History of SOAS, University of London
History of SOAS, part of the 2013 SOAS Alumni and Friends Weekend
The School was founded in 1916 as the School of Oriental Studies. It took its present title in 1938, by which time it had also established itself as a centre for African Studies. It moved to its present site in 1941.
The Scarbrough Report of 1946 recommended that the whole field of Asian and African studies should be developed in London in contrast to a restricted range of programmes in other universities, and there was a considerable expansion of the School’s activities. In addition, after the Hayter Report of 1961, increased attention was given to the development of the social sciences.

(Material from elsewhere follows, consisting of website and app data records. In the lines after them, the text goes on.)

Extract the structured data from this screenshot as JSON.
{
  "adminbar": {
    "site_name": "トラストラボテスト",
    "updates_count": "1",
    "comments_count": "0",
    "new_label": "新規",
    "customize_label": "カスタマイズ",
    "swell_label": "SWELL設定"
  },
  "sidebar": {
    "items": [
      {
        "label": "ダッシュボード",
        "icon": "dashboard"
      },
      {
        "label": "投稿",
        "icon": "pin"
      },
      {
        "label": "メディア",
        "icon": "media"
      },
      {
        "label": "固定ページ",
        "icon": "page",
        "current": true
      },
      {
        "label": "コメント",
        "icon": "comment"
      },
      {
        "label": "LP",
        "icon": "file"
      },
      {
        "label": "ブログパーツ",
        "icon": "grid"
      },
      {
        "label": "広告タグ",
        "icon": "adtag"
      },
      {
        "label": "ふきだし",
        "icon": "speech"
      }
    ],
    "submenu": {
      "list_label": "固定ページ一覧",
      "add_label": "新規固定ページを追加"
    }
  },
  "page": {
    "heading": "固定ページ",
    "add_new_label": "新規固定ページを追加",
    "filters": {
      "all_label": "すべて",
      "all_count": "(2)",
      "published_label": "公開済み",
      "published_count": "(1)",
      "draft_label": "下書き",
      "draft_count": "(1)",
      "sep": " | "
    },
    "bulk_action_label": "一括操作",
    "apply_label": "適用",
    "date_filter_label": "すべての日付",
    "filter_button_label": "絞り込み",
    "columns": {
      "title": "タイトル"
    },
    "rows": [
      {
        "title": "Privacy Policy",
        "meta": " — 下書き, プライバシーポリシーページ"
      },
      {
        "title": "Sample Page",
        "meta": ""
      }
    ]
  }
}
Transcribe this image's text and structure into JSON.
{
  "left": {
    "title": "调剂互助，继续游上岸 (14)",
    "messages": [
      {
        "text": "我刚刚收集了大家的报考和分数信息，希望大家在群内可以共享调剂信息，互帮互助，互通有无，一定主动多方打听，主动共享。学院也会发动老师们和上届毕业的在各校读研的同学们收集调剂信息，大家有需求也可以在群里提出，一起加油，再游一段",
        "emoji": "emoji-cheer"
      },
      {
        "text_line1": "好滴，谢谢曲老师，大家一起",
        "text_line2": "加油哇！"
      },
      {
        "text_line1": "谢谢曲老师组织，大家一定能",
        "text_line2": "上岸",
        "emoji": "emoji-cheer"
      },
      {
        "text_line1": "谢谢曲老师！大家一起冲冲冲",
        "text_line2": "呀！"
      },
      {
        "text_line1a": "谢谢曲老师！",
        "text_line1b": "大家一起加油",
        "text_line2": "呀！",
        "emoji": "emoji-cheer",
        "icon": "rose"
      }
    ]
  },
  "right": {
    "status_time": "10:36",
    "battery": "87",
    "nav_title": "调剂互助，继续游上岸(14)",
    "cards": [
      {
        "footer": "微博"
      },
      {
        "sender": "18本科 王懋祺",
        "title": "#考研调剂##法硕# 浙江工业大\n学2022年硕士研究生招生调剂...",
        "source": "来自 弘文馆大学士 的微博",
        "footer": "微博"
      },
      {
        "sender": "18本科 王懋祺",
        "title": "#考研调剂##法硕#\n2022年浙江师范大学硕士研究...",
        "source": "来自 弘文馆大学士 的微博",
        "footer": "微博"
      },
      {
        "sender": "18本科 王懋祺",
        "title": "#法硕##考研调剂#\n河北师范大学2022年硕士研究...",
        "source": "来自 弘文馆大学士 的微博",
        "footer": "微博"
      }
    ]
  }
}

Its expanded library, designed by the architect Sir Denys Lasdun, was opened in 1973. This national resource houses more than 1.5 million items.
SOAS continues to maintain its position as the major national centre for the study of programmes concerned with Asia, Africa and the Middle East. New teaching posts have been established, student numbers have increased and the School’s status as a leading research institution has been enhanced.